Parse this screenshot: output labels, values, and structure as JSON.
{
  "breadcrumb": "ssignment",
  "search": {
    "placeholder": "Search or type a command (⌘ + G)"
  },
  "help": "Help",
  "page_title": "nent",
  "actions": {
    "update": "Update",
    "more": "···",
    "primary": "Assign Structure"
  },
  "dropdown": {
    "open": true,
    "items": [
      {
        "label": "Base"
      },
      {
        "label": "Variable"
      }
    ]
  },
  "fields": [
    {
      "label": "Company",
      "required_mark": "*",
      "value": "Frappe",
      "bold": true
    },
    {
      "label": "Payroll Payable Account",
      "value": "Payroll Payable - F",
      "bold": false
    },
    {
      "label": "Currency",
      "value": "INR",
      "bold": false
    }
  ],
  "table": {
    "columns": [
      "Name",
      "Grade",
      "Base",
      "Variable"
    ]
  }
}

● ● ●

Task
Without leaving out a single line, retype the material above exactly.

Solution below
Parse this screenshot: output labels, values, and structure as JSON.
{
  "breadcrumb": "ssignment",
  "search": {
    "placeholder": "Search or type a command (⌘ + G)"
  },
  "help": "Help",
  "page_title": "nent",
  "actions": {
    "update": "Update",
    "more": "···",
    "primary": "Assign Structure"
  },
  "dropdown": {
    "open": true,
    "items": [
      {
        "label": "Base"
      },
      {
        "label": "Variable"
      }
    ]
  },
  "fields": [
    {
      "label": "Company",
      "required_mark": "*",
      "value": "Frappe",
      "bold": true
    },
    {
      "label": "Payroll Payable Account",
      "value": "Payroll Payable - F",
      "bold": false
    },
    {
      "label": "Currency",
      "value": "INR",
      "bold": false
    }
  ],
  "table": {
    "columns": [
      "Name",
      "Grade",
      "Base",
      "Variable"
    ]
  }
}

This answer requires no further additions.